Maintaining a healthy and active lifestyle


For a long time my fitness was very solitary. I would swim or run, and while those activities are awesome, my greatest joy these days is being active as a family. Family hikes have always been a favorite, but a couple of years ago we started skiing as a family, and it’s been so fun to do something where we all started as beginners! And last summer Jon, Laurel, and I started playing tennis while Violet would ride her bike around on the other empty courts. Just the other week when the weather turned gorgeous in Boston, Laurel and I laced up our sneakers and ran/walk alongside Violet while she rode her bike. We’re not particularly skilled at the newer activities like skiing and tennis, but we get out there and we laugh a lot!

More About Christine

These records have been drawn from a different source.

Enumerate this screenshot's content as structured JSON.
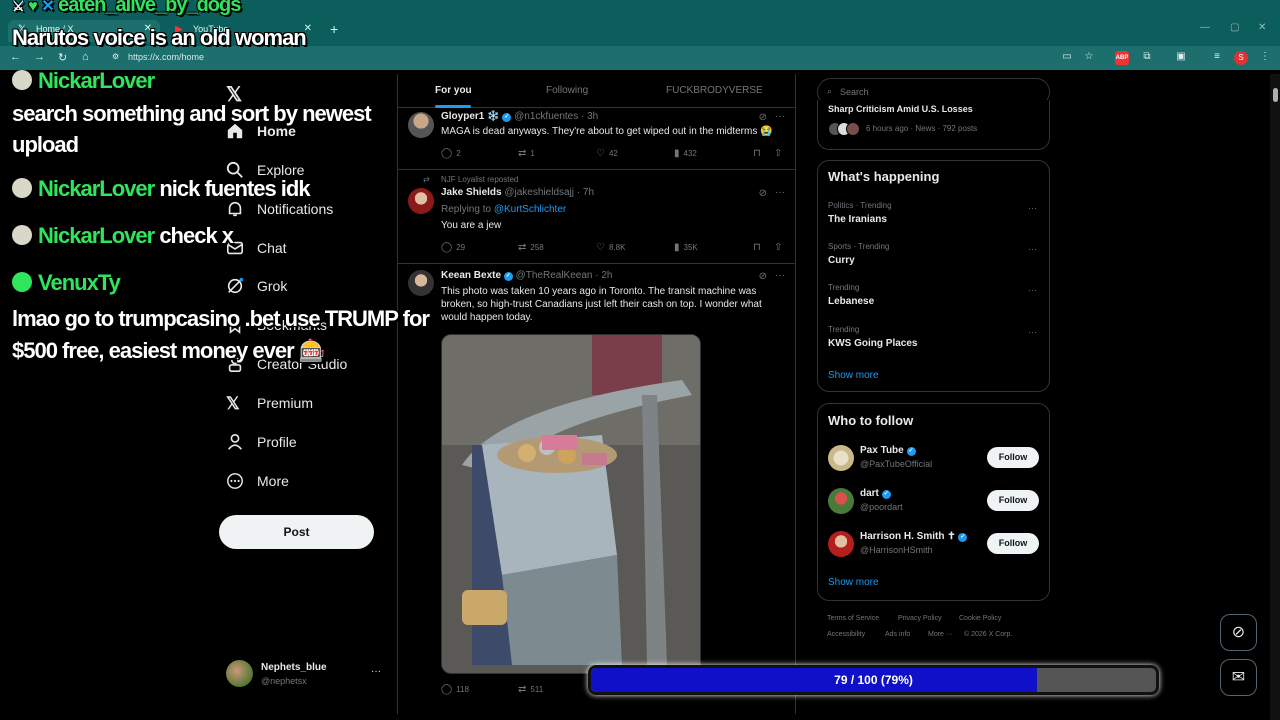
{
  "browser": {
    "tabs": [
      {
        "label": "Home / X"
      },
      {
        "label": "YouTube"
      }
    ],
    "new_tab": "+",
    "url": "https://x.com/home"
  },
  "nav": {
    "items": [
      {
        "label": "Home"
      },
      {
        "label": "Explore"
      },
      {
        "label": "Notifications"
      },
      {
        "label": "Chat"
      },
      {
        "label": "Grok"
      },
      {
        "label": "Bookmarks"
      },
      {
        "label": "Creator Studio"
      },
      {
        "label": "Premium"
      },
      {
        "label": "Profile"
      },
      {
        "label": "More"
      }
    ],
    "post_label": "Post",
    "profile": {
      "name": "Nephets_blue",
      "handle": "@nephetsx",
      "more": "···"
    }
  },
  "feed": {
    "tabs": [
      {
        "label": "For you"
      },
      {
        "label": "Following"
      },
      {
        "label": "FUCKBRODYVERSE"
      }
    ],
    "tweets": [
      {
        "name": "Gloyper1 ❄️",
        "handle": "@n1ckfuentes · 3h",
        "text": "MAGA is dead anyways. They're about to get wiped out in the midterms 😭",
        "replies": "2",
        "reposts": "1",
        "likes": "42",
        "views": "432"
      },
      {
        "repost_note": "NJF Loyalist reposted",
        "name": "Jake Shields",
        "handle": "@jakeshieldsajj · 7h",
        "replying_prefix": "Replying to ",
        "replying_to": "@KurtSchlichter",
        "text": "You are a jew",
        "replies": "29",
        "reposts": "258",
        "likes": "8.8K",
        "views": "35K"
      },
      {
        "name": "Keean Bexte",
        "handle": "@TheRealKeean · 2h",
        "text": "This photo was taken 10 years ago in Toronto. The transit machine was broken, so high-trust Canadians just left their cash on top. I wonder what would happen today.",
        "replies": "118",
        "reposts": "511"
      }
    ]
  },
  "right": {
    "search_placeholder": "Search",
    "news_snippet": {
      "title": "Sharp Criticism Amid U.S. Losses",
      "meta": "6 hours ago · News · 792 posts"
    },
    "happening": {
      "title": "What's happening",
      "trends": [
        {
          "meta": "Politics · Trending",
          "name": "The Iranians"
        },
        {
          "meta": "Sports · Trending",
          "name": "Curry"
        },
        {
          "meta": "Trending",
          "name": "Lebanese"
        },
        {
          "meta": "Trending",
          "name": "KWS Going Places"
        }
      ],
      "show_more": "Show more"
    },
    "who_to_follow": {
      "title": "Who to follow",
      "users": [
        {
          "name": "Pax Tube",
          "handle": "@PaxTubeOfficial"
        },
        {
          "name": "dart",
          "handle": "@poordart"
        },
        {
          "name": "Harrison H. Smith ✝",
          "handle": "@HarrisonHSmith"
        }
      ],
      "follow_label": "Follow",
      "show_more": "Show more"
    },
    "footer": {
      "links": [
        "Terms of Service",
        "Privacy Policy",
        "Cookie Policy",
        "Accessibility",
        "Ads info",
        "More ···",
        "© 2026 X Corp."
      ]
    }
  },
  "overlay": {
    "header_user": "eaten_alive_by_dogs",
    "chat": [
      {
        "user": "",
        "text": "Narutos voice is an old woman"
      },
      {
        "user": "NickarLover",
        "text": ""
      },
      {
        "user": "",
        "text": "search something and sort by newest"
      },
      {
        "user": "",
        "text": "upload"
      },
      {
        "user": "NickarLover",
        "text": "nick fuentes idk"
      },
      {
        "user": "NickarLover",
        "text": "check x"
      },
      {
        "user": "VenuxTy",
        "text": ""
      },
      {
        "user": "",
        "text": "lmao go to trumpcasino .bet use TRUMP for"
      },
      {
        "user": "",
        "text": "$500 free, easiest money ever 🎰"
      }
    ],
    "progress": {
      "label": "79 / 100 (79%)",
      "value": 79,
      "max": 100
    }
  },
  "colors": {
    "accent": "#1d9bf0",
    "chat_user": "#2ee55b",
    "progress_fill": "#1010c8",
    "browser": "#0b5e5c"
  }
}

Christine Koh is a music and brain neuroscientist turned Internet unicorn. She spent a decade in academia – during which time she was awarded prestigious fellowships from the National Institutes of Health to fund her Ph.D. (Queen’s University) and joint-appointment postdoctoral fellowship (Massachusetts General Hospital, Harvard Medical School, and MIT) and was about to become a professor when she decided to hang up her academic spurs in favor of more flexible and independent ventures. Christine is an award-winning blogger (Boston Mamas), author (Minimalist Parenting: Enjoy Modern Family Life More by Doing Less), podcaster (Edit Your Life), creative director (Women Online), and advocacy apparel designer (Brave New World Designs). Christine has received repeated Iris Award nominations for her creative work: In 2014 work resulting from Minimalist Parenting was nominated in the Game Changer + Philanthropic Work categories. In 2016 Edit Your Life was nominated for Best Parenting Podcast and Christine’s lifestyle solutions video series was nominated for Best Parenting Vlog. In 2017, influencer campaigns Christine designed were nominated for Philanthropic Work (Muscular Dystrophy Association) and Best Sponsored Content (Heifer International), and Edit Your Life won Podcast of the Year.


Help Decide What’s Next for the Add-On Marketplace!


We’ve recently begun offering our customers an Add-On Marketplace, full of local grab ‘n go items, snacks, fresh fruits and veggies, sides and more to help you solve meals all week long! These items can be added to your meal kit order, and we want to know which local items YOU would like to see next. Take our 5-minute survey to add your voice, and we’ll send you a $5 gift to be used in the Marketplace next time you order!